Australian Cricketer's Death Caused by 'Freakish' On-field Accident, Doctors Say

Lincoln Feast
Send in e-mailSend in e-mail
Send in e-mailSend in e-mail
Australian batsman Phillip Hughes raises his bat and helmet in celebration after scoring, September 19, 2011.Credit: AFP
Lincoln Feast

REUTERS - The death of Australian cricketer Phillip Hughes was caused by a "freakish accident" that gave the 25-year-old international batsman little chance of survival, his doctors said on Thursday.

Hughes was struck by a short-pitched delivery on Tuesday while playing in a domestic match and died in St Vincent's hospital on Thursday having never regained consciousness.

"I think in this instance, this was a freakish accident because it was an injury to the neck that caused haemorrhage in the brain. The condition is incredibly rare," Cricket Australia doctor Peter Brukner told a media conference at the hospital.

The injury, called a subarachnoid haemorrhage, occurs when an artery is compressed and splits, forcing blood into the brain area. Only one case had previously been reported as a result of a cricket ball, said Brukner.

Such catastrophic injuries were frequently fatal at the time, but Hughes was resuscitated on the field and taken to hospital in a "reasonable condition," he added.

Tony Grabs, the head of trauma surgery at St Vincent's Hospital, said Hughes was taken quickly to surgery where part of his skull was removed to relieve pressure on his brain.

"Over a period of the first 24 to 48 hours, as we know, he did not make very much improvement and unfortunately as a consequence of the injury he died," Grabs said.

Manufacturers of cricket safety equipment had earlier said Hughes's accident was unusual and nothing on the market now would likely have prevented it.

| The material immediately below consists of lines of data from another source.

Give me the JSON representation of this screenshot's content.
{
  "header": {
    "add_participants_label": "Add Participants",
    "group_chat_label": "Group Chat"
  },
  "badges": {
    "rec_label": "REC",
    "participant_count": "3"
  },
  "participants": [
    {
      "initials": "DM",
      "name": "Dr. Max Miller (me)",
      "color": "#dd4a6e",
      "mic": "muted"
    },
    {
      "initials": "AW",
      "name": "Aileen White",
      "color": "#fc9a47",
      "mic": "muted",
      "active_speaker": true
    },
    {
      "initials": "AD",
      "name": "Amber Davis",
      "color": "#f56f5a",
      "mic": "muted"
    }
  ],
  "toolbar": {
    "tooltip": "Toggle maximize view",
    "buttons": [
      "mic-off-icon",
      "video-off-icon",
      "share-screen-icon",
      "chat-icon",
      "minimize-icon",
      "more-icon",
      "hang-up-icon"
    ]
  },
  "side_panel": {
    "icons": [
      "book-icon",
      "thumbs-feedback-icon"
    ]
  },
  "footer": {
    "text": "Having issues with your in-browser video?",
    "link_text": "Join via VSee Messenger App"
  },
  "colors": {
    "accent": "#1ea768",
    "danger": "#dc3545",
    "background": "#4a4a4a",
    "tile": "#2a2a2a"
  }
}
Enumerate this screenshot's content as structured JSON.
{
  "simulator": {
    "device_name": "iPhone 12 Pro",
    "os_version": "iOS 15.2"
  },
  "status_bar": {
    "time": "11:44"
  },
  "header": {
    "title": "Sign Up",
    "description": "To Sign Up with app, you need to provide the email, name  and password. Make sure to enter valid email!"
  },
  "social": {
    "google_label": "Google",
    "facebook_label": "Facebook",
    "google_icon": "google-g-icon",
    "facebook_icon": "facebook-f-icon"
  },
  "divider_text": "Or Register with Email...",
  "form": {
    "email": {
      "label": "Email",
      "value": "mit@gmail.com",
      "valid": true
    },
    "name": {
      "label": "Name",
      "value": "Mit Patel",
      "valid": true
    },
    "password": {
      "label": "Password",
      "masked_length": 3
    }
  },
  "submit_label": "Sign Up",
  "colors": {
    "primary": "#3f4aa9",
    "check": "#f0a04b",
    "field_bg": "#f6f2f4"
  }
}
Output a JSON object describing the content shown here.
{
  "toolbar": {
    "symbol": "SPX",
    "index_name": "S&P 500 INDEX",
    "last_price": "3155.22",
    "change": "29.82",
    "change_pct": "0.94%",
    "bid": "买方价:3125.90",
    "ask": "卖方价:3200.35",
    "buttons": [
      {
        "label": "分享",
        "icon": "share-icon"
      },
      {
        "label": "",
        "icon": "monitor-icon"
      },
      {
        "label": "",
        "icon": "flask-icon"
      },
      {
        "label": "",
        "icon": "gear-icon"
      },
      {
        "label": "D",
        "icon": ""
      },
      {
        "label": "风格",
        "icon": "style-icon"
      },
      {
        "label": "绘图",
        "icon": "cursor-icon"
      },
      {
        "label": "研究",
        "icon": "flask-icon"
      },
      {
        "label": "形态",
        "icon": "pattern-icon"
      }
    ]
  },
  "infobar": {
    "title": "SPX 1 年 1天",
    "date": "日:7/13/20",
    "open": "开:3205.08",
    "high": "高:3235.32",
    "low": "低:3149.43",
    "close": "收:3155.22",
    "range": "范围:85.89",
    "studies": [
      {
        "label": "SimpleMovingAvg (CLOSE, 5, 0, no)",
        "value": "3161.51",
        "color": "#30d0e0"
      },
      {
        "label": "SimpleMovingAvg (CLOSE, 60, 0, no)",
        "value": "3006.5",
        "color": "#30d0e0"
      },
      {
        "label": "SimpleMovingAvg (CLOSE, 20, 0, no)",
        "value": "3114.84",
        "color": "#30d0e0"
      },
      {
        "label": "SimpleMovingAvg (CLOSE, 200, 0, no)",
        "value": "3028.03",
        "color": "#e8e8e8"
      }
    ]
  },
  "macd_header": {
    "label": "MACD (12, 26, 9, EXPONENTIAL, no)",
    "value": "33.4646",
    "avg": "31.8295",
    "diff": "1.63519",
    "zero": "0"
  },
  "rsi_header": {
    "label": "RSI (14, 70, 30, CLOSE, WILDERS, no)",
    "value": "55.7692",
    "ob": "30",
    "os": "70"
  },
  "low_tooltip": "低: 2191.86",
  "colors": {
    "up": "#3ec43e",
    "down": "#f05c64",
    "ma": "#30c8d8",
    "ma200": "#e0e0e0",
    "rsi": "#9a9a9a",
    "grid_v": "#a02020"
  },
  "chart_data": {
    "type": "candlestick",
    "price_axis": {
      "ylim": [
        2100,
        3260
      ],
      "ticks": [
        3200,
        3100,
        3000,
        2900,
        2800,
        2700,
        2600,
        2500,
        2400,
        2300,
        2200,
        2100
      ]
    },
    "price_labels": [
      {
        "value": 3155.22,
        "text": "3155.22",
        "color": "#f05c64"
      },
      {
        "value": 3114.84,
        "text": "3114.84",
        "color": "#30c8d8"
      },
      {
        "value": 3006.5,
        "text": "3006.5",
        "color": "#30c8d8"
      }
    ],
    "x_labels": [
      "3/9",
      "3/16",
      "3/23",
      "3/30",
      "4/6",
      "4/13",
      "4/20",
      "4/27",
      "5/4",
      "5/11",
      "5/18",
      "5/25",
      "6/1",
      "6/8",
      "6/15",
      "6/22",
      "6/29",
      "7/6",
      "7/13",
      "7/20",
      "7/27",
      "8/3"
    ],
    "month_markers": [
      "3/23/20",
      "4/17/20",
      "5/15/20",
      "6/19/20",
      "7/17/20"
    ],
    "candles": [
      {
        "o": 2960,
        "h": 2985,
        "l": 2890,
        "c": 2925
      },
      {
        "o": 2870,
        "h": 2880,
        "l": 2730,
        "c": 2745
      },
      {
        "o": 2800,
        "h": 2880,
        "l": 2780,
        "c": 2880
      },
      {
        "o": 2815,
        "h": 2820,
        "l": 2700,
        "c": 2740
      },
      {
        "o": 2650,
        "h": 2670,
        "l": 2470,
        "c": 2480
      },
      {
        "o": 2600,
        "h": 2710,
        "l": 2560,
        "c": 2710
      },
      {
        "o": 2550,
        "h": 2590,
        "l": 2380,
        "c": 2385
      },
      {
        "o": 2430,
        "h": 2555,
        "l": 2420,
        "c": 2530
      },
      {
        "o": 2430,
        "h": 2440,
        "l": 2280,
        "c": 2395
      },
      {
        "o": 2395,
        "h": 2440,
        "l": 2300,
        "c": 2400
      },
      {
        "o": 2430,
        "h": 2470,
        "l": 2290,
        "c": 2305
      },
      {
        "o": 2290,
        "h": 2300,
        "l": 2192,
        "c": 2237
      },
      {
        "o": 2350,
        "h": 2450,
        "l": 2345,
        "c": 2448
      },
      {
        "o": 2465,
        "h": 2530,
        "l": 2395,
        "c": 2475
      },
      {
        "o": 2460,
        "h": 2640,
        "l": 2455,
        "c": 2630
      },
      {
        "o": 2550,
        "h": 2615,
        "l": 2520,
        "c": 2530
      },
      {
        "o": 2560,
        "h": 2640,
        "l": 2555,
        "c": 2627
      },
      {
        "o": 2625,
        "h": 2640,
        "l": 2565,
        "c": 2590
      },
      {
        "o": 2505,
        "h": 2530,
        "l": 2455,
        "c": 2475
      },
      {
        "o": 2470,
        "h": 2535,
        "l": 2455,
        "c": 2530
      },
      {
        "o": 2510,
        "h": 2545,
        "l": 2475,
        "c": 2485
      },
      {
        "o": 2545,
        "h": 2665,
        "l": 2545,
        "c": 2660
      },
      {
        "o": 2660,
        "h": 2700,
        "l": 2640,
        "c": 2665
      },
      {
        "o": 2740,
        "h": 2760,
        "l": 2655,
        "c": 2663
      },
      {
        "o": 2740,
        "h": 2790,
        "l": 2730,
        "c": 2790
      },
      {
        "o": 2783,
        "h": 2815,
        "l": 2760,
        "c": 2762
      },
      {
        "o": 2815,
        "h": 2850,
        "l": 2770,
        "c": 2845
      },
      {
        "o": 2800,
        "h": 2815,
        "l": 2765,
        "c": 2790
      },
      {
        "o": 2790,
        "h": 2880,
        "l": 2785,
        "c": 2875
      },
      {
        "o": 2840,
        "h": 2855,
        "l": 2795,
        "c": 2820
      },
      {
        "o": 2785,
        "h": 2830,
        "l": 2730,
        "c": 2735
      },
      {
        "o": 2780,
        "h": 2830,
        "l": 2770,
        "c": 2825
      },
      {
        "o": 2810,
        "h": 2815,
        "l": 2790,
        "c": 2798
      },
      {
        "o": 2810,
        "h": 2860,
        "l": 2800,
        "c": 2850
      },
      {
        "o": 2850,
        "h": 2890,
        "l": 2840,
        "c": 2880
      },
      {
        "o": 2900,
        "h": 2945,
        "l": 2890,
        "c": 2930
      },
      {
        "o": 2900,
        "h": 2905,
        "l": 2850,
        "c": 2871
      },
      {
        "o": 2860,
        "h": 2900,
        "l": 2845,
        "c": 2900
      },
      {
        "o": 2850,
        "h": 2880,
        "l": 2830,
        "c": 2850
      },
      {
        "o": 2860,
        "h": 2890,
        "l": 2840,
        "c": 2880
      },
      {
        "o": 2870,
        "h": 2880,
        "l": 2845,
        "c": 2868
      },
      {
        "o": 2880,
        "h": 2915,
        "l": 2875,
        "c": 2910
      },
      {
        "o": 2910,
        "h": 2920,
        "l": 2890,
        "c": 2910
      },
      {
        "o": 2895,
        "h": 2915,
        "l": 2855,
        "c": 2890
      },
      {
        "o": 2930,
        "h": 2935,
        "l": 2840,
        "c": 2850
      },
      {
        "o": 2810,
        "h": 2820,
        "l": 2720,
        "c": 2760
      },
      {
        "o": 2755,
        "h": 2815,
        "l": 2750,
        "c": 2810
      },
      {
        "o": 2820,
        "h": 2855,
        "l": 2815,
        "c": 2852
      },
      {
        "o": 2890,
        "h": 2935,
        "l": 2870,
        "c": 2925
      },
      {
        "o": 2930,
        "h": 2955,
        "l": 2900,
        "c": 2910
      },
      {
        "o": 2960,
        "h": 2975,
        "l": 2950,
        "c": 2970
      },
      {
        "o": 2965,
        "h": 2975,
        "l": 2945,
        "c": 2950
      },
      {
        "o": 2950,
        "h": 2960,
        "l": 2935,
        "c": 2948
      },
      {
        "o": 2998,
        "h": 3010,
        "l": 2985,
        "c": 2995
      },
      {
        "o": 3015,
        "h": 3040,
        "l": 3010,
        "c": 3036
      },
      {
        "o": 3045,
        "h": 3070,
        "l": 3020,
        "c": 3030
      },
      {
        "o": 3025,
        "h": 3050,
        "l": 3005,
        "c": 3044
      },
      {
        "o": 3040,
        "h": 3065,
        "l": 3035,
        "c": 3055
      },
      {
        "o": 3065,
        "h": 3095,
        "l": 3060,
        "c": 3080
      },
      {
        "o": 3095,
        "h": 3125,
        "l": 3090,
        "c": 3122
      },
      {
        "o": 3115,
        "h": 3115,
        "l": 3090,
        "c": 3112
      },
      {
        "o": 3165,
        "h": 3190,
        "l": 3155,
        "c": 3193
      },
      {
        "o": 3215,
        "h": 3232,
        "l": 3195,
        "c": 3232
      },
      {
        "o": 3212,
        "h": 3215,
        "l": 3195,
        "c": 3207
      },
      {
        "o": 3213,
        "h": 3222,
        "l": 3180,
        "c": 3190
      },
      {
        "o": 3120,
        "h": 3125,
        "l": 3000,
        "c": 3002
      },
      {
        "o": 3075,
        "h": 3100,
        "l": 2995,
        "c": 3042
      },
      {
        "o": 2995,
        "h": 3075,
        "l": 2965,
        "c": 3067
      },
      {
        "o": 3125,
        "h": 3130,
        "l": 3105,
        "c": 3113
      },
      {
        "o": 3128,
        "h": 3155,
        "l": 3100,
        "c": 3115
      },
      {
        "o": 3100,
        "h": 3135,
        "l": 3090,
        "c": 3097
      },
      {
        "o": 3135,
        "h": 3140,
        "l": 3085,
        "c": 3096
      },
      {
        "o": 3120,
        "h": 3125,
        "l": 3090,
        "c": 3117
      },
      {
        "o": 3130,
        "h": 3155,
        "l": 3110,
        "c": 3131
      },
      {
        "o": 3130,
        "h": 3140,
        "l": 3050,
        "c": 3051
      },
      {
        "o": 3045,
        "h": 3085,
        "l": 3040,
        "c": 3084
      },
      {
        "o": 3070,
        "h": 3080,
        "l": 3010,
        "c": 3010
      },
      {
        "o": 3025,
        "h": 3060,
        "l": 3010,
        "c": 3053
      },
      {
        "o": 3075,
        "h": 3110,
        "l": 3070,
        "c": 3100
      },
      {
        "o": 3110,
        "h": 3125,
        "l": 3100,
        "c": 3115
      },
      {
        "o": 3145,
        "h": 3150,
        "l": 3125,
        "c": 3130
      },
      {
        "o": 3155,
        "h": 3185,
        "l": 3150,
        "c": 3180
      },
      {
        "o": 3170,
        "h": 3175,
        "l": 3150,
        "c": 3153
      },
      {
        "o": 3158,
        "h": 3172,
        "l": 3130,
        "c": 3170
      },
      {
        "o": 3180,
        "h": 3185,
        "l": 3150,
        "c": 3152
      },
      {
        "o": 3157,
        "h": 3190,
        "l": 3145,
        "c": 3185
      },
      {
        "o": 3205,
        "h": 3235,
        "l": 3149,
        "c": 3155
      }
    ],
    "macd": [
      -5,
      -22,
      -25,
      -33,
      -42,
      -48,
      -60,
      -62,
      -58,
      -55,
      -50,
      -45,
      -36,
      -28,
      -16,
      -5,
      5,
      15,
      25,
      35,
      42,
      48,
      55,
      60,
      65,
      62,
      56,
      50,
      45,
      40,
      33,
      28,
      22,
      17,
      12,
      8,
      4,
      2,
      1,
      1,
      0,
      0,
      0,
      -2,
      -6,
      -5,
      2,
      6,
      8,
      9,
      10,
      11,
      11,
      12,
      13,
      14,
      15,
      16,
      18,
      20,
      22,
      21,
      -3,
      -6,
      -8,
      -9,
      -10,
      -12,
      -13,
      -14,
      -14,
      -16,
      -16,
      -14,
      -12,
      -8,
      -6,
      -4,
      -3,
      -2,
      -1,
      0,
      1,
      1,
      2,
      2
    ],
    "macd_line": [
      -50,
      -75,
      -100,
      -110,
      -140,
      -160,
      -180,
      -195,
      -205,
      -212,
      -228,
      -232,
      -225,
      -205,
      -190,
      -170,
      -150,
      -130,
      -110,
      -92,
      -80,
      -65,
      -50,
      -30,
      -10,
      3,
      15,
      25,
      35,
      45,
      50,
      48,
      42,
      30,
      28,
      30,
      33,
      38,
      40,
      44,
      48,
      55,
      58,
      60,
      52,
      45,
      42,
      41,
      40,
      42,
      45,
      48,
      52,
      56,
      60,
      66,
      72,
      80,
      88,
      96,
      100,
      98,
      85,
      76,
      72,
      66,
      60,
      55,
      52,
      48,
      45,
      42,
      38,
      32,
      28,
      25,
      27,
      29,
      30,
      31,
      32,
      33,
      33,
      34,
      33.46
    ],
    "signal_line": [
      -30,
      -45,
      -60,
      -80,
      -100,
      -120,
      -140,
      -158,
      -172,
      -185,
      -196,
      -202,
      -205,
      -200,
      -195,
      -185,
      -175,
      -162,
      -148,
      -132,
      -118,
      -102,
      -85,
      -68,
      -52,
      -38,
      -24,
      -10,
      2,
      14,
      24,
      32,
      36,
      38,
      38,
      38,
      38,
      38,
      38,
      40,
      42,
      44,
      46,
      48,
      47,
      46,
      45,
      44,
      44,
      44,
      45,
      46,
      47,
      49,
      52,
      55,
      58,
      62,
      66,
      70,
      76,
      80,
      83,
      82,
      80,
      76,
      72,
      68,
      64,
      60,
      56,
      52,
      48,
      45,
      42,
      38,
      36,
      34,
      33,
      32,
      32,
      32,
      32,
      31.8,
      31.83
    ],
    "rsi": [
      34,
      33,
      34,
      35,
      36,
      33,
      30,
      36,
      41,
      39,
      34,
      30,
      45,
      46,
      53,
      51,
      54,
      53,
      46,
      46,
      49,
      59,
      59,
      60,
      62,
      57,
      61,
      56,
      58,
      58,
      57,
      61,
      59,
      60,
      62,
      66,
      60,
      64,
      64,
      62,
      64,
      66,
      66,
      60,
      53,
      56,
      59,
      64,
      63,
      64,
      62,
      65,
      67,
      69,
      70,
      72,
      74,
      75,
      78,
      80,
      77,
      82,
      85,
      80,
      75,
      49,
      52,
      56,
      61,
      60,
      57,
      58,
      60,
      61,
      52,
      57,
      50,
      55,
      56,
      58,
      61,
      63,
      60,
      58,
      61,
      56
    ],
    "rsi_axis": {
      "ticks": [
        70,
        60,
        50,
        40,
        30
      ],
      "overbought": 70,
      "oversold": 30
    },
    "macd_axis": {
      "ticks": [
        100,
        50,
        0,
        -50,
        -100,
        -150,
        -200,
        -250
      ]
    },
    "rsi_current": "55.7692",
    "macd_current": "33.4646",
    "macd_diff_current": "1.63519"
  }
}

But they also say advances in cricket helmet technology are being stymied by a lack of enforcement of international safety standards and the reluctance of elite-level players who prefer the game's traditional aesthetics to adopt new styles.